Vietnam veteran Bill Lyons offered a little advice Saturday to high school cadets preparing to march in Auburn’s Annual Veterans Day Parade.

“Not so serious,” the 74-year-old Auburn resident told members of a Junior Reserve Officer Training Corps squad, as they rushed to find their places in the rain. “Have some fun.”

The 50th year of the parade brought an estimated 20,000 spectators to Main Street in downtown Auburn for what organizers called one of the country’s largest Veterans Day celebrations.

While those in attendance were quick to thank veterans for their service, Lyons said he takes part in the parade each year mainly to reconnect with old friends and to show his gratitude for all the support he receives from the community.

You need to be appreciative of those who have made our country what it is.

Dan Bartlett, spectator at Auburn Veterans Day Parade

“We’re just a group of old flybirds from Vietnam who get together four times a year,” said Lyons, a former Army pilot who marched in the parade with other members of the Vietnam Helicopter Pilots Association. “We like to get out and meet and greet, and thank the people for thanking our veterans.”

Amid somber “thank yous” uttered by the people who gathered curbside to watch the parade, vendors sold cotton candy and kettle corn to families waving miniature American flags. High school marching bands alternated between playing patriotic tunes such as “America the Beautiful” and rock anthems like “Rock and Roll All Nite.”

Dick E. Richards, a 91-year-old World War II veteran, decided to watch the parade from the sidelines this year, chatting with other spectators and occasionally dancing to the music. He said these days, he enjoys interacting with the people who come to watch the parade more than being a part of the event.

20,000Estimated number of spectators at Auburn’s 50th Annual Veterans Day Parade

5,500 Number of people who marched or otherwise took part in parade procession

“I walked up and down all the way here, and struck up so many wonderful conversations,” said Richards, an Auburn resident who served in the Philippines and in Okinawa during World War II.

Richards said he likes to share his experiences from the war partly to remind others about the sacrifices people make during wartime.
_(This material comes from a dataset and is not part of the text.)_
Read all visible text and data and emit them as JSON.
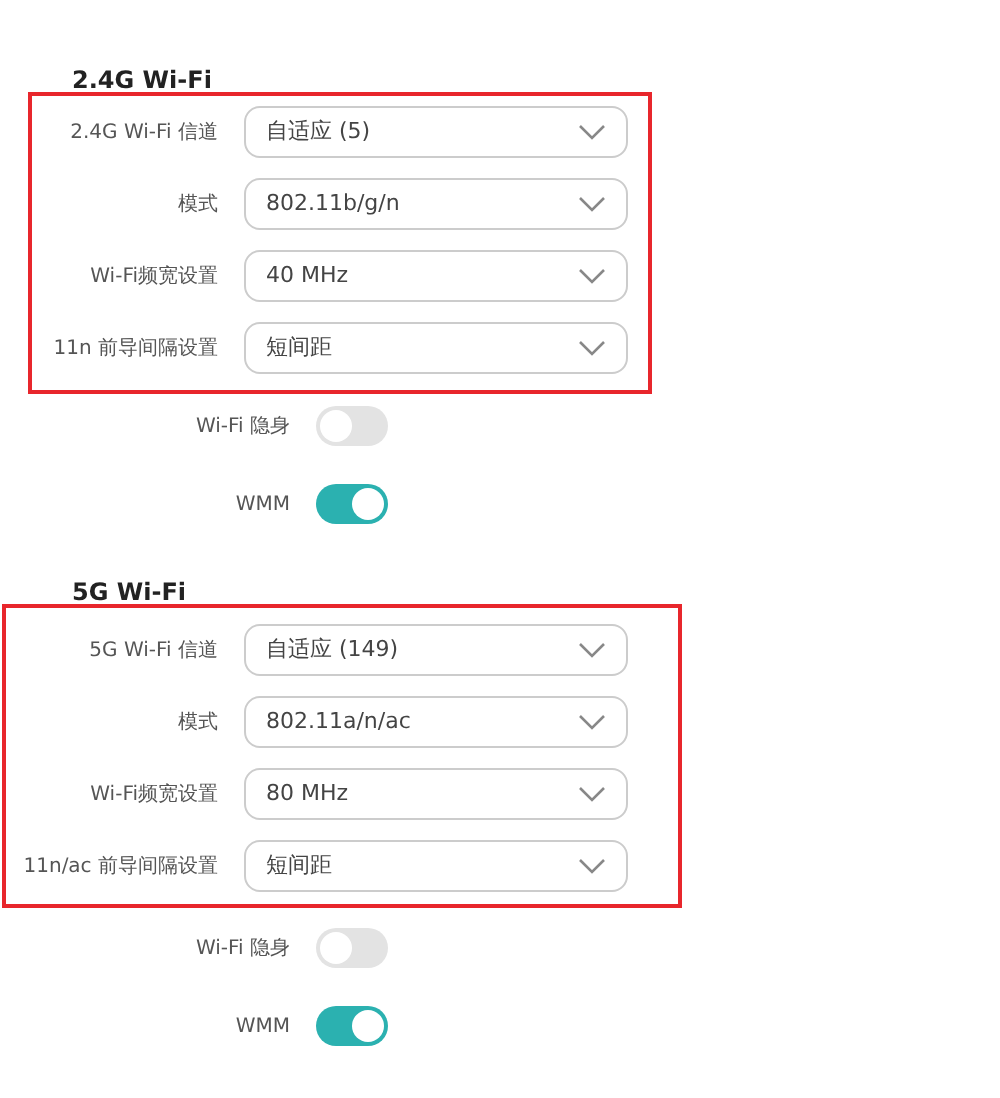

He said that if he hadn’t taken a stenography class in high school, he probably would have died on the front lines as an infantryman.

“I wasn’t really very good at it,” Richards said of his stenography skills, “But it kept me out of the infantry.”

Dan Bartlett brings his 3-year-old daughter, Daryl, to the parade every year to honor veterans like Richards, as well as Bartlett’s grandfather, who also served in World War II.

“A lot of people nowadays don’t care about the military and what people have done,” said Bartlett, an Auburn resident who has come to the parade for three years in a row. “You need to be appreciative of those who have made our country what it is.”

Many veterans said they came to the event to show support for each other.

The brotherhood doesn’t stop when you get out. Anyone who’s served, you have brothers and sisters for life.

Dan Dolan, former Marine who rode his motorcycle in Auburn Veterans Day Parade

“The deployments can be tough, so it’s important to come out and thank people for the dedication it takes to deploy to another country and put yourself in harm’s way,” said Jason Desvignes, an Air Force veteran from Kent. Desvignes, 35, said he deployed to Qatar, Bahrain and Kyrgyzstan while serving from 2001 to 2004.

Several Marines who rode their motorcycles in the parade said they enjoy the event partly because it brings together veterans from all eras and all branches of service. More than 5,000 people took part in the mile-long procession, including dozens of veterans groups.

“The brotherhood doesn’t stop when you get out,” said Dan Dolan, 31, a former Marine from Spanaway who rode his motorcycle in the parade. “Anyone who’s served, you have brothers and sisters for life.”

Melissa Santos: 360-357-0209, @melissasantos1